2643

iii.

Marie Rose JAUDOUIN.

iv.

Thomas JODOIN was baptized on 24 March 1673 in Boucherville (Québec Province), Canada.2911 He was born 23 March 1673 at Contrecœur (Québec Province), Canada.2911 He died after 1681.

v.

Antoine JODOIN was baptized on 6 May 1675 at Contrecœur.2911 He was born 15 April 1675.2911 He died 28 March 1681 at Contrecœur (Québec Province), Canada and was buried there on 29 March 1681.2911

vi.

Barbe JODOIN was born on 17 February 1677 and baptized the same day at Boucherville (Québec Province), Canada.2911 She was cited at Hôtel-Dieu Hôpital on 9 April 1697.2911

vii.

Madeleine JODOIN was born 23 September 1678 and baptized the following day at Boucherville.2911 She died on 21 November 1683 at Longueuil and was buried there the following day.2911

viii.

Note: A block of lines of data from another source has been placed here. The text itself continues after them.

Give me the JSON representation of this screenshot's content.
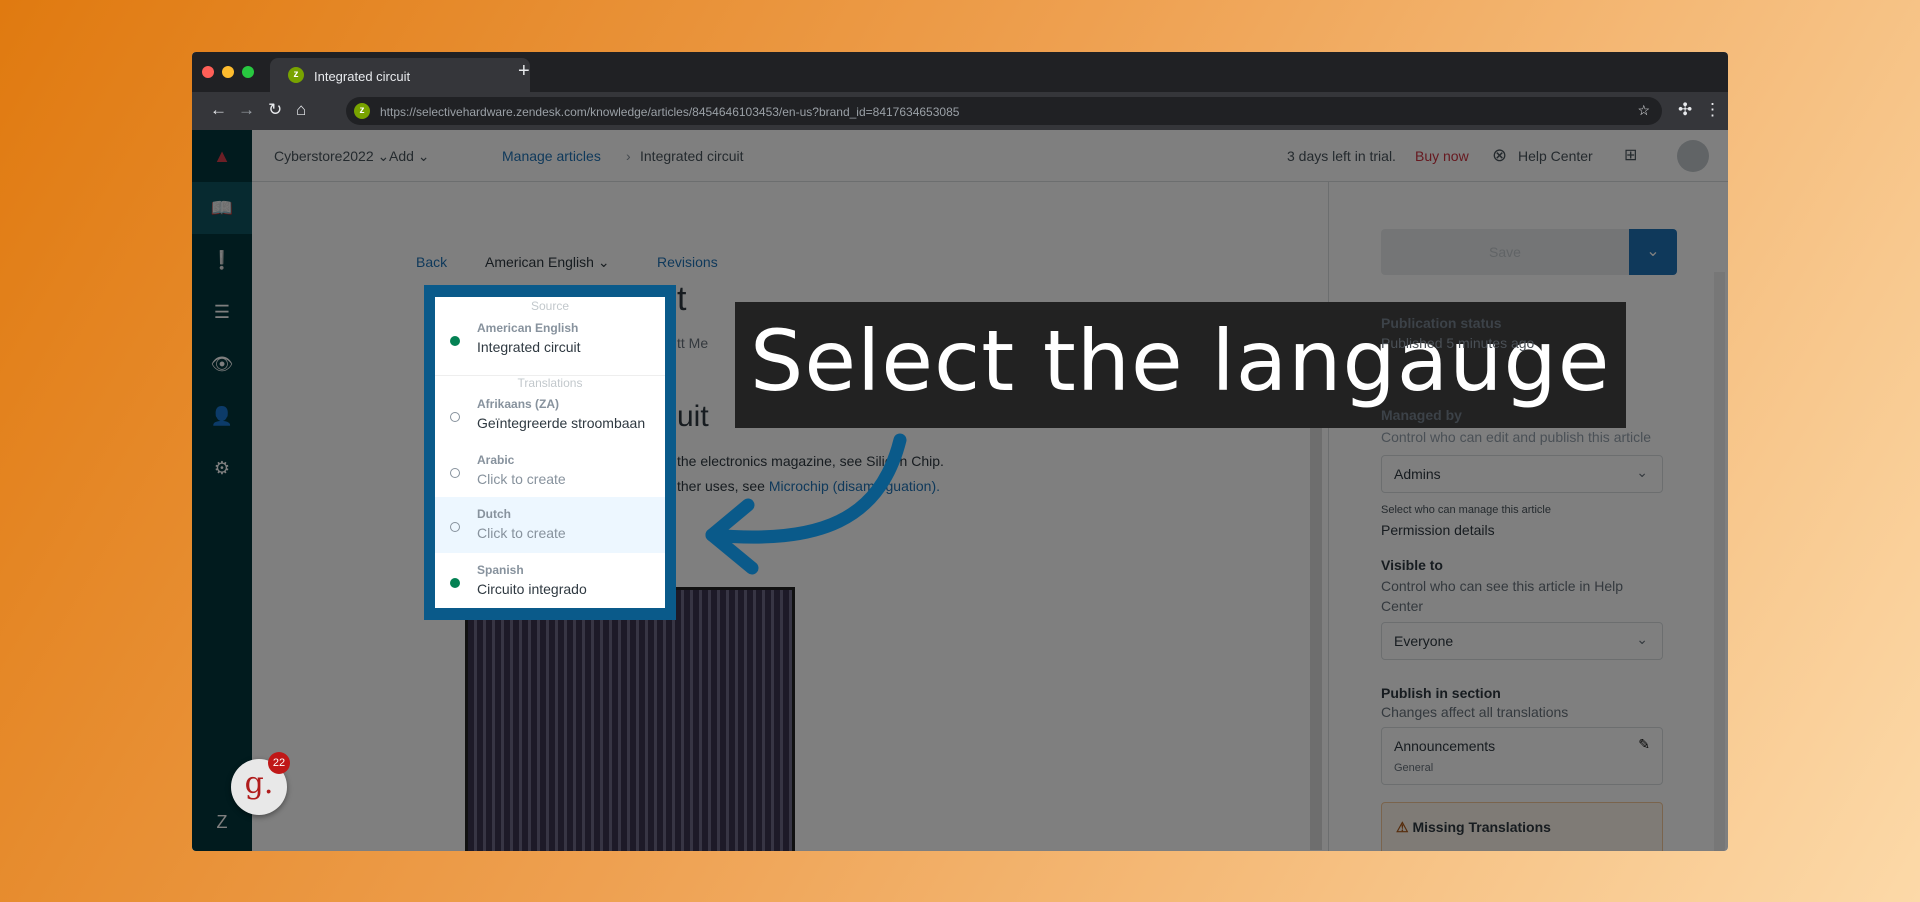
{
  "browser": {
    "tab_title": "Integrated circuit",
    "url": "https://selectivehardware.zendesk.com/knowledge/articles/8454646103453/en-us?brand_id=8417634653085",
    "new_tab": "+"
  },
  "header": {
    "brand": "Cyberstore2022",
    "add": "Add",
    "breadcrumb": [
      "Manage articles",
      "Integrated circuit"
    ],
    "trial": "3 days left in trial.",
    "buy": "Buy now",
    "help_center": "Help Center"
  },
  "editor": {
    "back": "Back",
    "language": "American English",
    "revisions": "Revisions",
    "title_fragment": "t",
    "author_fragment": "tt Me",
    "heading_fragment": "uit",
    "para1": "the electronics magazine, see Silicon Chip.",
    "para2_a": "ther uses, see ",
    "para2_link": "Microchip (disambiguation)."
  },
  "dropdown": {
    "source_label": "Source",
    "translations_label": "Translations",
    "items": [
      {
        "lang": "American English",
        "title": "Integrated circuit",
        "status": "published"
      },
      {
        "lang": "Afrikaans (ZA)",
        "title": "Geïntegreerde stroombaan",
        "status": "draft"
      },
      {
        "lang": "Arabic",
        "title": "Click to create",
        "status": "none"
      },
      {
        "lang": "Dutch",
        "title": "Click to create",
        "status": "none",
        "highlighted": true
      },
      {
        "lang": "Spanish",
        "title": "Circuito integrado",
        "status": "published"
      }
    ]
  },
  "panel": {
    "save": "Save",
    "pub_status": "Publication status",
    "pub_value": "Published 5 minutes ago",
    "managed_by": "Managed by",
    "managed_desc": "Control who can edit and publish this article",
    "managed_value": "Admins",
    "managed_hint": "Select who can manage this article",
    "permission_link": "Permission details",
    "visible_to": "Visible to",
    "visible_desc": "Control who can see this article in Help Center",
    "visible_value": "Everyone",
    "publish_in": "Publish in section",
    "publish_desc": "Changes affect all translations",
    "section": "Announcements",
    "section_sub": "General",
    "missing": "Missing Translations"
  },
  "widget": {
    "letter": "g.",
    "count": "22"
  },
  "callout": {
    "text": "Select the langauge"
  },
  "colors": {
    "accent": "#0a5a8a",
    "sidebar": "#03363d",
    "green": "#038153",
    "buy": "#cc3340"
  }
}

Jacques JODOIN was born on 7 May 1682 at Varennes (Québec Province), Canada and baptized there the following day.2911

ix.

Andre JODOIN was born about 16 July 1684 at Varennes (Québec Province), Canada and baptized at Boucherville the following day.2911

x.

Louise JODOIN was baptized on 4 June 1687 in Montréal (Québec Province), Canada.2911